2. Creative Commons licenses are non-revocable, which means once you publish a work under a CC license and release it to the world you cannot take the license back from the copies already shared or used.  You can certainly remove the links and copies from your web site, but the copies you shared with the world under the CC license you specified will remain with those copies.   Again, this may seem obvious.  You can’t allow someone to use your creative work—possibly in their own work—and then take it back when you feel like it.  I think the main concern here is commercial use.  My answer to this is if you’re really worried about someone else profiting off your work, then specify non-commercial use and even share-alike, which means that anyone using your work can only share it under the same licensing terms you’ve placed on your own work.

3. There’s helpful code behind the Creative Commons image.  When you generate a license at you will get a block of HTML with links back to the license terms and other clearly defined rules for use, but you will also get details in that block of HTML—“machine readable” details, which means there are standard codes and definitions that search engines like Google can identify and present to users. This helps everyone find your stuff.

4. And finally you should be explicit about what you mean by the Creative Commons license you apply to your work.  Tell your readers, your fans, and the world the rules, and even better let them know what you would like to see—new formats, an audio version, illustrations to go along with your story, anything. It doesn’t mean it’s going to happen, but you should make things clear.  It might give someone a good idea.

Here’s an example for my book Nanowhere:

This edition of Nanowhere, including the cover art and illustrations, is licensed under a Creative Commons Attribution-Noncommercial-ShareAlike license, which means you can share it, remix it (for example, you can reformat it or translate it), and you can share the works you make from this one, but you cannot make money from the things you do with Nanowhere, and everything you derive from it has to be sharable and usable in a non-commercial way that observes everything that’s allowed or not allowed under this license.  Details on this Creative Commons license here:

Go create something!

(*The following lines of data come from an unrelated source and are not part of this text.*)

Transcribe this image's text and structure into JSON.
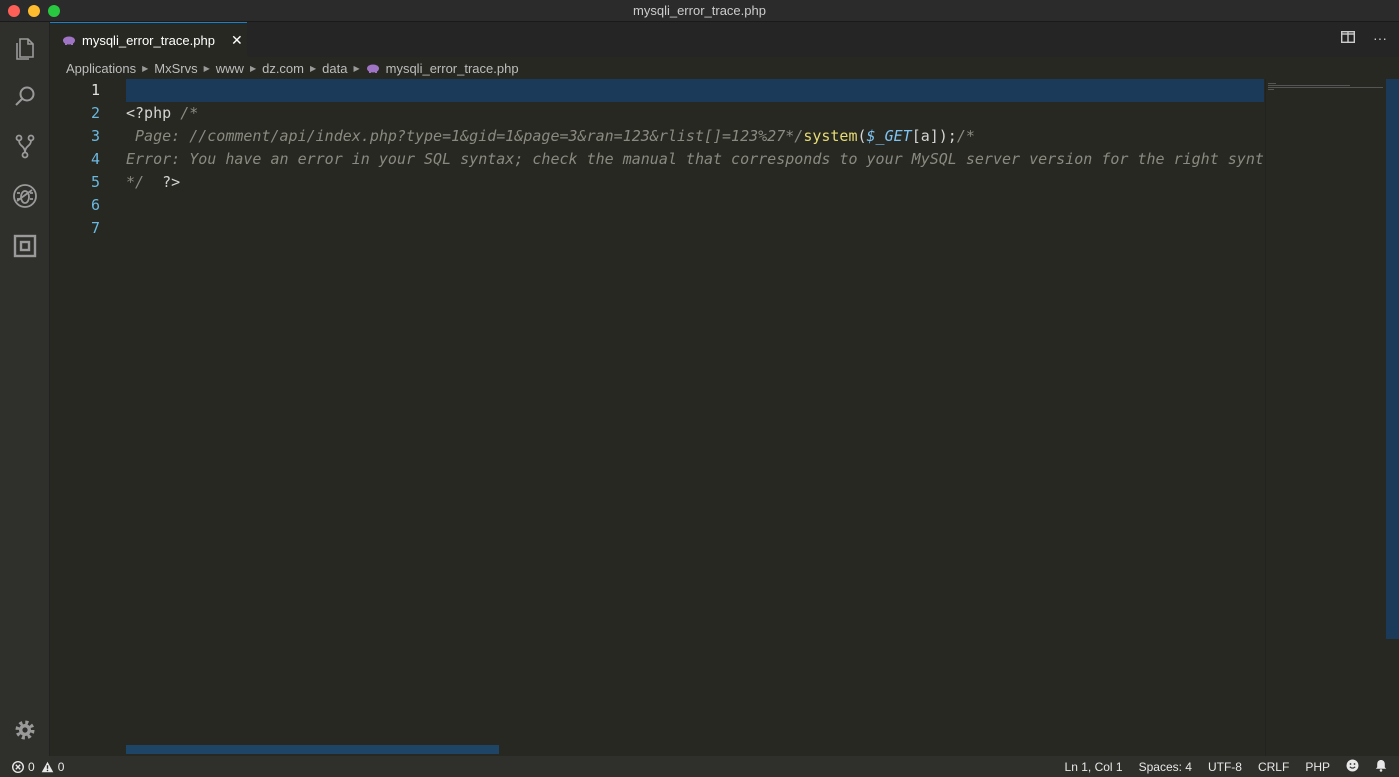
{
  "window": {
    "title": "mysqli_error_trace.php"
  },
  "activity_bar": {
    "items": [
      "explorer-icon",
      "search-icon",
      "source-control-icon",
      "debug-icon",
      "extensions-icon"
    ],
    "bottom": "gear-icon"
  },
  "tabs": [
    {
      "label": "mysqli_error_trace.php",
      "icon": "php-elephant-icon",
      "active": true
    }
  ],
  "breadcrumbs": [
    "Applications",
    "MxSrvs",
    "www",
    "dz.com",
    "data",
    "mysqli_error_trace.php"
  ],
  "editor": {
    "line_numbers": [
      "1",
      "2",
      "3",
      "4",
      "5",
      "6",
      "7"
    ],
    "lines": {
      "l2_a": "<?php ",
      "l2_b": "/*",
      "l3_a": " Page: //comment/api/index.php?type=1&gid=1&page=3&ran=123&rlist[]=123%27*/",
      "l3_fn": "system",
      "l3_p1": "(",
      "l3_var": "$_GET",
      "l3_p2": "[a]);",
      "l3_cmt": "/*",
      "l4": "Error: You have an error in your SQL syntax; check the manual that corresponds to your MySQL server version for the right syntax to use near",
      "l5_a": "*/",
      "l5_b": "  ?>"
    }
  },
  "status_bar": {
    "errors": "0",
    "warnings": "0",
    "position": "Ln 1, Col 1",
    "spaces": "Spaces: 4",
    "encoding": "UTF-8",
    "eol": "CRLF",
    "language": "PHP"
  },
  "colors": {
    "accent": "#1e7fc9",
    "editor_bg": "#272822",
    "line_highlight": "#1b3a5a",
    "function": "#e6db74",
    "variable": "#7ec3f2",
    "comment": "#8a8a80"
  }
}
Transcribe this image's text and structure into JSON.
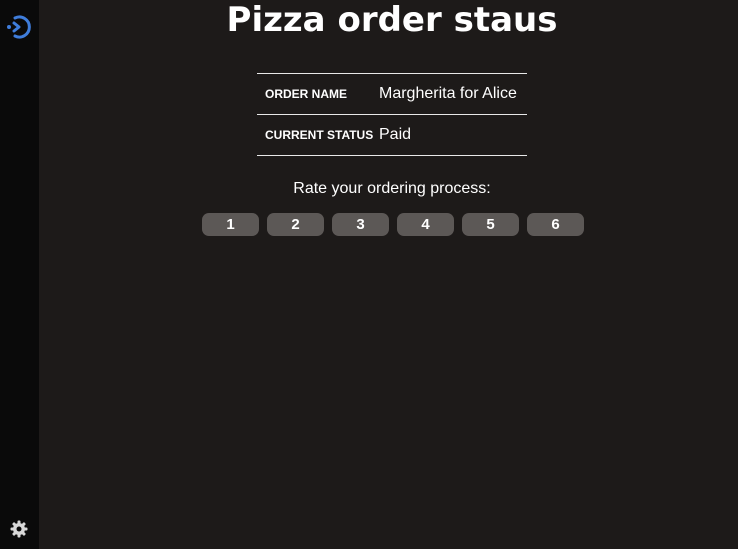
{
  "sidebar": {
    "logo_icon": "app-logo-icon",
    "settings_icon": "gear-icon",
    "accent_color": "#3f7ddb"
  },
  "main": {
    "title": "Pizza order staus",
    "order": {
      "rows": [
        {
          "label": "ORDER NAME",
          "value": "Margherita for Alice"
        },
        {
          "label": "CURRENT STATUS",
          "value": "Paid"
        }
      ]
    },
    "rating": {
      "prompt": "Rate your ordering process:",
      "options": [
        "1",
        "2",
        "3",
        "4",
        "5",
        "6"
      ]
    }
  },
  "colors": {
    "background": "#1d1a19",
    "sidebar": "#0a0a0a",
    "button": "#5c5856",
    "text": "#ffffff"
  }
}
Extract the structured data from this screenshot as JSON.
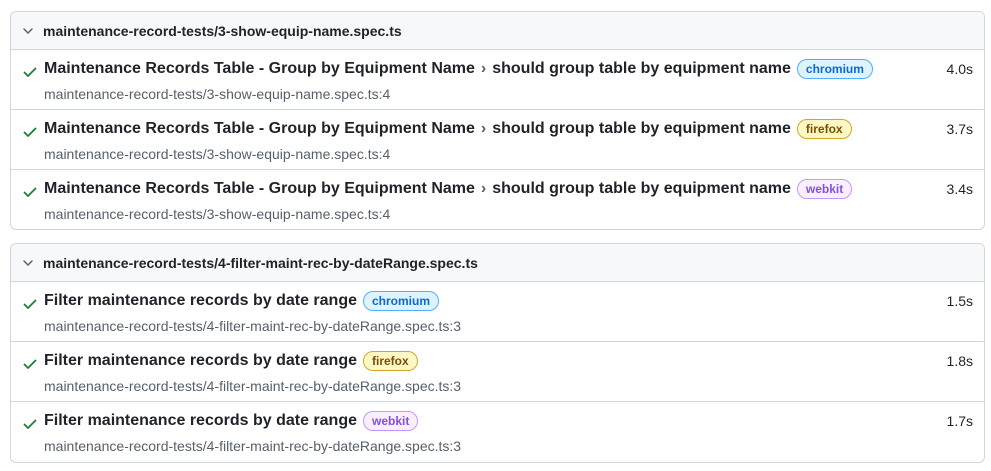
{
  "files": [
    {
      "name": "maintenance-record-tests/3-show-equip-name.spec.ts",
      "tests": [
        {
          "suite": "Maintenance Records Table - Group by Equipment Name",
          "separator": "›",
          "title": "should group table by equipment name",
          "project": "chromium",
          "duration": "4.0s",
          "location": "maintenance-record-tests/3-show-equip-name.spec.ts:4"
        },
        {
          "suite": "Maintenance Records Table - Group by Equipment Name",
          "separator": "›",
          "title": "should group table by equipment name",
          "project": "firefox",
          "duration": "3.7s",
          "location": "maintenance-record-tests/3-show-equip-name.spec.ts:4"
        },
        {
          "suite": "Maintenance Records Table - Group by Equipment Name",
          "separator": "›",
          "title": "should group table by equipment name",
          "project": "webkit",
          "duration": "3.4s",
          "location": "maintenance-record-tests/3-show-equip-name.spec.ts:4"
        }
      ]
    },
    {
      "name": "maintenance-record-tests/4-filter-maint-rec-by-dateRange.spec.ts",
      "tests": [
        {
          "suite": "",
          "separator": "",
          "title": "Filter maintenance records by date range",
          "project": "chromium",
          "duration": "1.5s",
          "location": "maintenance-record-tests/4-filter-maint-rec-by-dateRange.spec.ts:3"
        },
        {
          "suite": "",
          "separator": "",
          "title": "Filter maintenance records by date range",
          "project": "firefox",
          "duration": "1.8s",
          "location": "maintenance-record-tests/4-filter-maint-rec-by-dateRange.spec.ts:3"
        },
        {
          "suite": "",
          "separator": "",
          "title": "Filter maintenance records by date range",
          "project": "webkit",
          "duration": "1.7s",
          "location": "maintenance-record-tests/4-filter-maint-rec-by-dateRange.spec.ts:3"
        }
      ]
    }
  ],
  "icons": {
    "expand": "chevron-down-icon",
    "status": "check-icon"
  },
  "colors": {
    "passed": "#1a7f37",
    "chromium": "#0969da",
    "firefox": "#7d4e00",
    "webkit": "#8250df",
    "border": "#d0d7de"
  }
}
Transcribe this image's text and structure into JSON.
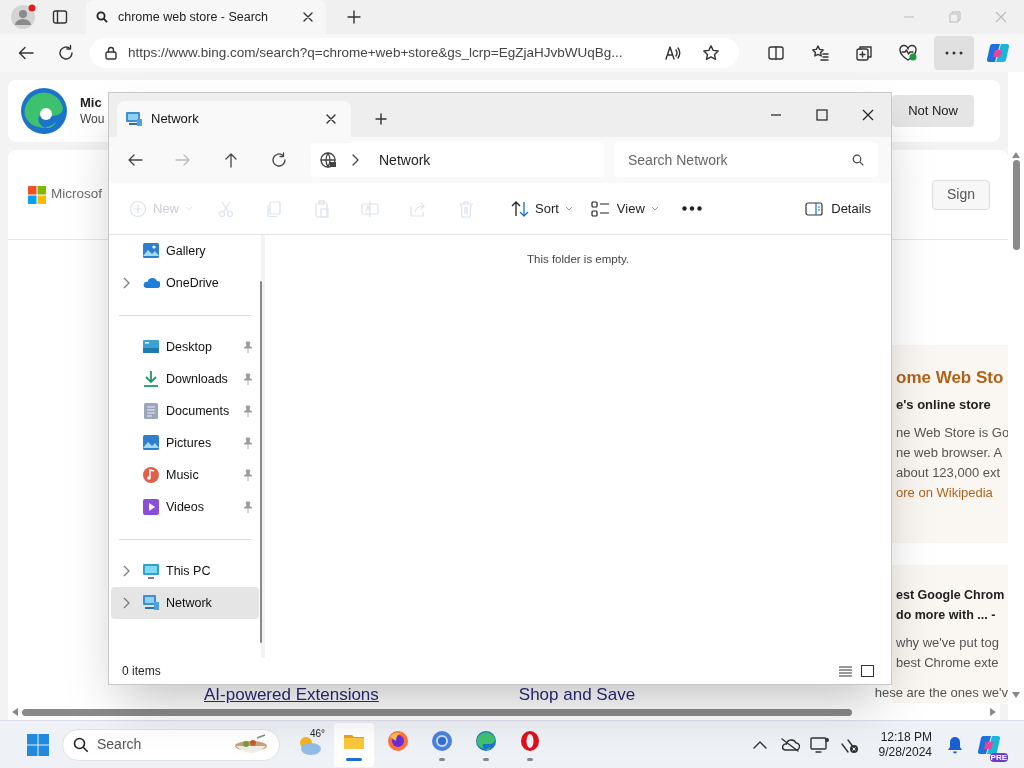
{
  "browser": {
    "tabs": [
      {
        "title": "chrome web store - Search",
        "selected": true
      }
    ],
    "address": "https://www.bing.com/search?q=chrome+web+store&gs_lcrp=EgZjaHJvbWUqBg...",
    "banner": {
      "title": "Mic",
      "subtitle": "Wou",
      "button": "Not Now"
    },
    "logo_text": "Microsof",
    "sign_in": "Sign",
    "cards": [
      {
        "title": "ome Web Sto",
        "subtitle": "e's online store",
        "lines": [
          "ne Web Store is Go",
          "ne web browser. A",
          "about 123,000 ext"
        ],
        "link": "ore on Wikipedia"
      },
      {
        "title": "est Google Chrom",
        "subtitle": "do more with ... -",
        "lines": [
          "why we've put tog",
          "best Chrome exte",
          "hese are the ones we'v"
        ]
      }
    ],
    "links": [
      "AI-powered Extensions",
      "Shop and Save"
    ]
  },
  "explorer": {
    "tabs": [
      {
        "title": "Network",
        "selected": true
      }
    ],
    "path": "Network",
    "search": {
      "placeholder": "Search Network"
    },
    "toolbar": [
      {
        "kind": "new",
        "label": "New",
        "disabled": true
      },
      {
        "kind": "cut",
        "disabled": true
      },
      {
        "kind": "copy",
        "disabled": true
      },
      {
        "kind": "paste",
        "disabled": true
      },
      {
        "kind": "rename",
        "disabled": true
      },
      {
        "kind": "share",
        "disabled": true
      },
      {
        "kind": "delete",
        "disabled": true
      },
      {
        "kind": "sort",
        "label": "Sort",
        "disabled": false
      },
      {
        "kind": "view",
        "label": "View",
        "disabled": false
      },
      {
        "kind": "more",
        "disabled": false
      }
    ],
    "details": "Details",
    "sidebar": [
      [
        {
          "label": "Gallery",
          "kind": "gallery",
          "has_children": false,
          "pinned": false,
          "selected": false
        },
        {
          "label": "OneDrive",
          "kind": "cloud",
          "has_children": true,
          "pinned": false,
          "selected": false
        }
      ],
      [
        {
          "label": "Desktop",
          "kind": "desktop",
          "has_children": false,
          "pinned": true,
          "selected": false
        },
        {
          "label": "Downloads",
          "kind": "download",
          "has_children": false,
          "pinned": true,
          "selected": false
        },
        {
          "label": "Documents",
          "kind": "document",
          "has_children": false,
          "pinned": true,
          "selected": false
        },
        {
          "label": "Pictures",
          "kind": "pictures",
          "has_children": false,
          "pinned": true,
          "selected": false
        },
        {
          "label": "Music",
          "kind": "music",
          "has_children": false,
          "pinned": true,
          "selected": false
        },
        {
          "label": "Videos",
          "kind": "videos",
          "has_children": false,
          "pinned": true,
          "selected": false
        }
      ],
      [
        {
          "label": "This PC",
          "kind": "pc",
          "has_children": true,
          "pinned": false,
          "selected": false
        },
        {
          "label": "Network",
          "kind": "network",
          "has_children": true,
          "pinned": false,
          "selected": true
        }
      ]
    ],
    "empty_message": "This folder is empty.",
    "status": "0 items"
  },
  "taskbar": {
    "search": {
      "placeholder": "Search"
    },
    "weather": "46°",
    "apps": [
      {
        "kind": "explorer",
        "running": true,
        "active": true
      },
      {
        "kind": "firefox",
        "running": false,
        "active": false
      },
      {
        "kind": "chrome",
        "running": true,
        "active": false
      },
      {
        "kind": "edge",
        "running": true,
        "active": false
      },
      {
        "kind": "opera",
        "running": true,
        "active": false
      }
    ],
    "time": "12:18 PM",
    "date": "9/28/2024",
    "copilot_badge": "PRE"
  }
}
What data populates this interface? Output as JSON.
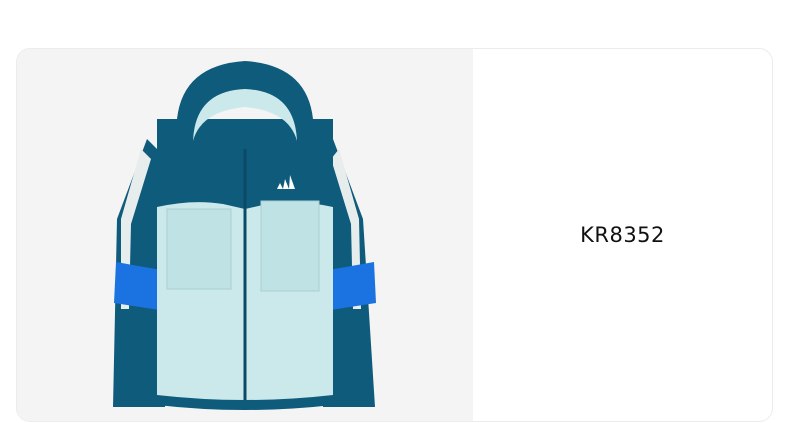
{
  "product": {
    "code": "KR8352",
    "image": {
      "icon": "hooded-jacket-image",
      "brand_mark": "adidas-performance-logo",
      "colors": {
        "dark_teal": "#0e5b7c",
        "light_mint": "#cbe9ea",
        "accent_blue": "#1a73e0",
        "background": "#f4f4f4"
      }
    }
  }
}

Creative Commons License
"Licensing Options When You’re Giving Away Books" by Chris Howard is licensed under a Creative Commons Attribution-NonCommercial-ShareAlike 3.0 Unported License. Based on a work at Permissions beyond the scope of this license may be available at